Major Scientific Discoveries in 2015 Can Be Aided by Electronic Lab Notebooks
Last year was a banner year for scientific discoveries. In 2014, scientists took one step closer to finding a cure for cancer when researchers at Cornell University discovered a new way to eliminate metastasizing cancer cells by “hitching” a cancer-killing protein to the backs of white blood cells. Other scientists successfully grew parts of a mouse’s cerebral cortex and eyes from an embryonic stem cell. Then, to top it all off, scientists successfully landed a probe on a comet approximately 310 million miles from Earth!
Although 2014 was incredible, 2015 could be even more remarkable. Below are five incredible scientific breakthroughs that are likely to take place this year:
- Confirmation of Gravitational Waves – According to Einstein’s Theory of Relativity, gravity is a result of the curvature of spacetime. These curvatures are produced as a result of a large mass in space, like a star. As these masses move around in space (accelerate, decelerate), they create changes in the curvature, which results in gravitational waves. Although gravitational waves have been inferred, to date nobody has been able to prove or disprove their existence. However, a new gravitational wave detector called Advanced LIGO will be switched on later this year.
- Ebola Will Be Stopped – For the past year, the Ebola virus has plagued Guinea, Liberia and Sierra Leone. However, a number of new vaccines are currently being tested and are expected to be ready for deployment later this year, in an effort to stop the spread of the devastating disease. These new drugs, combined with improved public health measures will hopefully stop or at least slow the outbreak of Ebola.
- Genome Sequencing of Prehistoric Man – In 1997, an excavation team in Spain’s Atapuerca Mountains retrieved from a deep cave a number of human skulls among a pit of human bones. The bones turned out to be a 400,000-year-old human ancestor, who was nicknamed Sima de los Huesos. These bones were retrieved and a number of palaeogeneticists began to study them. In 2013, these scientists were able to sequence Sima’s mitochondrial genome. This year, the team hopes to decode the rest of the genome. This will lead to greater understanding of how humans evolved.
- Dengue Vaccine – Although it is not usually fatal, dengue is an extremely painful disease that is currently transmitted by mosquito. Over half of the world’s population currently lives in potential danger of being infected by this disease. However, scientists have developed a vaccine that provides a degree of protection against it. This vaccine is expected to be ready sometime later this year.
- First Synthetic Organism – Craig Venter, a scientist who was instrumental in mapping the first human genome, believes that his team will create the first synthetic organism with its own set of computer designed genes. It is expected that this life form will resemble bacteria, but will be able to self-replicate.

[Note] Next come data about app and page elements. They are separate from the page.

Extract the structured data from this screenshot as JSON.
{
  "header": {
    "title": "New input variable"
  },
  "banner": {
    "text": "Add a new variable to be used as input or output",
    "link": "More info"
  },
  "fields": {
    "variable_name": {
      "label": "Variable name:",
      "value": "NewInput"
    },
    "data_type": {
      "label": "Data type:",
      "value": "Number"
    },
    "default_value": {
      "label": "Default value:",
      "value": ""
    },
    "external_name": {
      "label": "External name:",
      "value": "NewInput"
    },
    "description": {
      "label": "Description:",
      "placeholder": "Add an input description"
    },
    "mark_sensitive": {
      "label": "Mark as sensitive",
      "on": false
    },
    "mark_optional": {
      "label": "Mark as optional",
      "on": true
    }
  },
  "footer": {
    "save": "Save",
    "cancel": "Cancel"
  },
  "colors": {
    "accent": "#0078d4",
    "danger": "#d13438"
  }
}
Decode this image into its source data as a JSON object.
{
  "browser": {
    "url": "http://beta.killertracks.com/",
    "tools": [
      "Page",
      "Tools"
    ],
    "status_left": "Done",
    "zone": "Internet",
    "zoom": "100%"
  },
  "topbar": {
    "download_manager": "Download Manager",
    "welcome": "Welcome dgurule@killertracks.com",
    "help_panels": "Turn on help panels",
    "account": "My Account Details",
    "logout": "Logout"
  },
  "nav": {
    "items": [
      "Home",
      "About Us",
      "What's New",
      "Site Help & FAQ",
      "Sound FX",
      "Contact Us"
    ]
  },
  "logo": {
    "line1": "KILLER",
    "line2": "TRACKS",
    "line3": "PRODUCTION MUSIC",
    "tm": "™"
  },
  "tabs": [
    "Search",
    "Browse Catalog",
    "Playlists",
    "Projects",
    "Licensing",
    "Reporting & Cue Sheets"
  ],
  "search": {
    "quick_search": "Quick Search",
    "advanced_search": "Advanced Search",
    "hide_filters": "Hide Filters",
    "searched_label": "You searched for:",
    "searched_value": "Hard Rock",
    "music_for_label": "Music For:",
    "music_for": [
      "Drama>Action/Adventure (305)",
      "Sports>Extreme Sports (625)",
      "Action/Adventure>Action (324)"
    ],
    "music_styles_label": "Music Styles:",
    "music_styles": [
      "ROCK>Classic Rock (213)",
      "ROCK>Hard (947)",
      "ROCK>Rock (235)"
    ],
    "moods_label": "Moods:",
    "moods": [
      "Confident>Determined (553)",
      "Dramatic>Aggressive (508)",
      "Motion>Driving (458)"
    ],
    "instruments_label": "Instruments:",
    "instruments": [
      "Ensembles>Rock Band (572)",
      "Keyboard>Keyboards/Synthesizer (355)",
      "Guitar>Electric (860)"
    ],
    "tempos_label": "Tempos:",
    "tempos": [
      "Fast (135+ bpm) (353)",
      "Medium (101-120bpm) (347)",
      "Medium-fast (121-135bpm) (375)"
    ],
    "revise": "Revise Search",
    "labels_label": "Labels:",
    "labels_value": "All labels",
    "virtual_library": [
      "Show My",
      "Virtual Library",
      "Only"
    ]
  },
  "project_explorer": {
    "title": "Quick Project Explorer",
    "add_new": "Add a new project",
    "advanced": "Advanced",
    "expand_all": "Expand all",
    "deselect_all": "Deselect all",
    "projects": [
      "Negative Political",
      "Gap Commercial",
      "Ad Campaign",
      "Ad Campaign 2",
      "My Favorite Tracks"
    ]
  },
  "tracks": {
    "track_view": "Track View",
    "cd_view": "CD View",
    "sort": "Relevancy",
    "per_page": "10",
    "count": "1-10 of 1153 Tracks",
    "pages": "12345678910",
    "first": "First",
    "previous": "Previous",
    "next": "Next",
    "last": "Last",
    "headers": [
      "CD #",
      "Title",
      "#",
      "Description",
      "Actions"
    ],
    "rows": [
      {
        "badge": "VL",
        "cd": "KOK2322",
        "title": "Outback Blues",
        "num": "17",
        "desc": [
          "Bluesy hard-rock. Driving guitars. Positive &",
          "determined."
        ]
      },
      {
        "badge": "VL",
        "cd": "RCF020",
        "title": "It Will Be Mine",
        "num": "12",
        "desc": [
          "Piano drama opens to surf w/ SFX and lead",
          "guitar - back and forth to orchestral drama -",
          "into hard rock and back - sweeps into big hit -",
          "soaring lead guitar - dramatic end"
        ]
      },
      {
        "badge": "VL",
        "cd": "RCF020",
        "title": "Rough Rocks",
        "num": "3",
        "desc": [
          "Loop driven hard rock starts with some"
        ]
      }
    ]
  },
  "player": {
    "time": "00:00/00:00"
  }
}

As science continues to evolve, so do the tools that scientists use to make and record these remarkable discoveries. One tool that needs to meet the changes in science is the laboratory notebook. Most scientists have begun to realize that paper and pen are not sufficient in tracking all of the large data sets that are generated as part of advanced experiments. They also are realizing that paper notes are more difficult to share with collaborators. Realizing these limitations, many scientists have started to adopt electronic laboratory notebooks (ELNs) instead.
ELNs offer advantages over paper, including the ability to capture and store large amounts of data in a centralized location. In addition, electronic lab notebooks ensure that all notes and records are stored digitally, making them significantly easier to share with collaborators. They are the ideal laboratory tool in helping to discover new vaccines, study genomes or create new organisms.
Although last year was a great one for science, 2015 looks to be even better. What new scientific discoveries are you excited about this year? Leave your thoughts in the comments.
For more information regarding the BIOVIA Notebook and how it can support your research this year, please visit our website today.